About this task –
Please set down the data again exactly, minus the pictures.

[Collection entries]

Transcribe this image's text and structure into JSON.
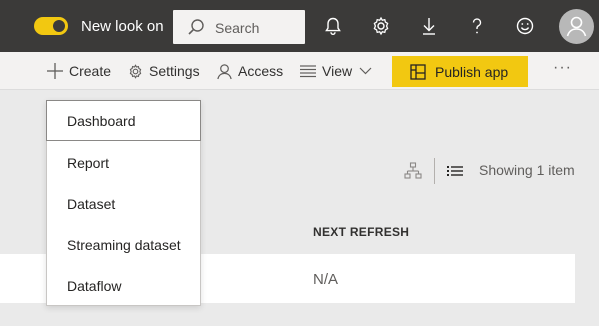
{
  "topbar": {
    "toggle_label": "New look on",
    "toggle_on": true,
    "search_placeholder": "Search",
    "icons": [
      "bell-icon",
      "gear-icon",
      "download-icon",
      "help-icon",
      "smiley-icon",
      "avatar"
    ]
  },
  "commandbar": {
    "create": "Create",
    "settings": "Settings",
    "access": "Access",
    "view": "View",
    "publish": "Publish app",
    "more": "···"
  },
  "create_menu": {
    "items": [
      {
        "label": "Dashboard"
      },
      {
        "label": "Report"
      },
      {
        "label": "Dataset"
      },
      {
        "label": "Streaming dataset"
      },
      {
        "label": "Dataflow"
      }
    ]
  },
  "content": {
    "showing": "Showing 1 item",
    "columns": [
      "NEXT REFRESH"
    ],
    "rows": [
      {
        "next_refresh": "N/A"
      }
    ]
  },
  "colors": {
    "topbar_bg": "#3b3a39",
    "accent_yellow": "#f2c811",
    "page_bg": "#eaeaea"
  }
}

Completed task –
Transcribe this image's text and structure into JSON.
{
  "topbar": {
    "toggle_label": "New look on",
    "toggle_on": true,
    "search_placeholder": "Search",
    "icons": [
      "bell-icon",
      "gear-icon",
      "download-icon",
      "help-icon",
      "smiley-icon",
      "avatar"
    ]
  },
  "commandbar": {
    "create": "Create",
    "settings": "Settings",
    "access": "Access",
    "view": "View",
    "publish": "Publish app",
    "more": "···"
  },
  "create_menu": {
    "items": [
      {
        "label": "Dashboard"
      },
      {
        "label": "Report"
      },
      {
        "label": "Dataset"
      },
      {
        "label": "Streaming dataset"
      },
      {
        "label": "Dataflow"
      }
    ]
  },
  "content": {
    "showing": "Showing 1 item",
    "columns": [
      "NEXT REFRESH"
    ],
    "rows": [
      {
        "next_refresh": "N/A"
      }
    ]
  },
  "colors": {
    "topbar_bg": "#3b3a39",
    "accent_yellow": "#f2c811",
    "page_bg": "#eaeaea"
  }
}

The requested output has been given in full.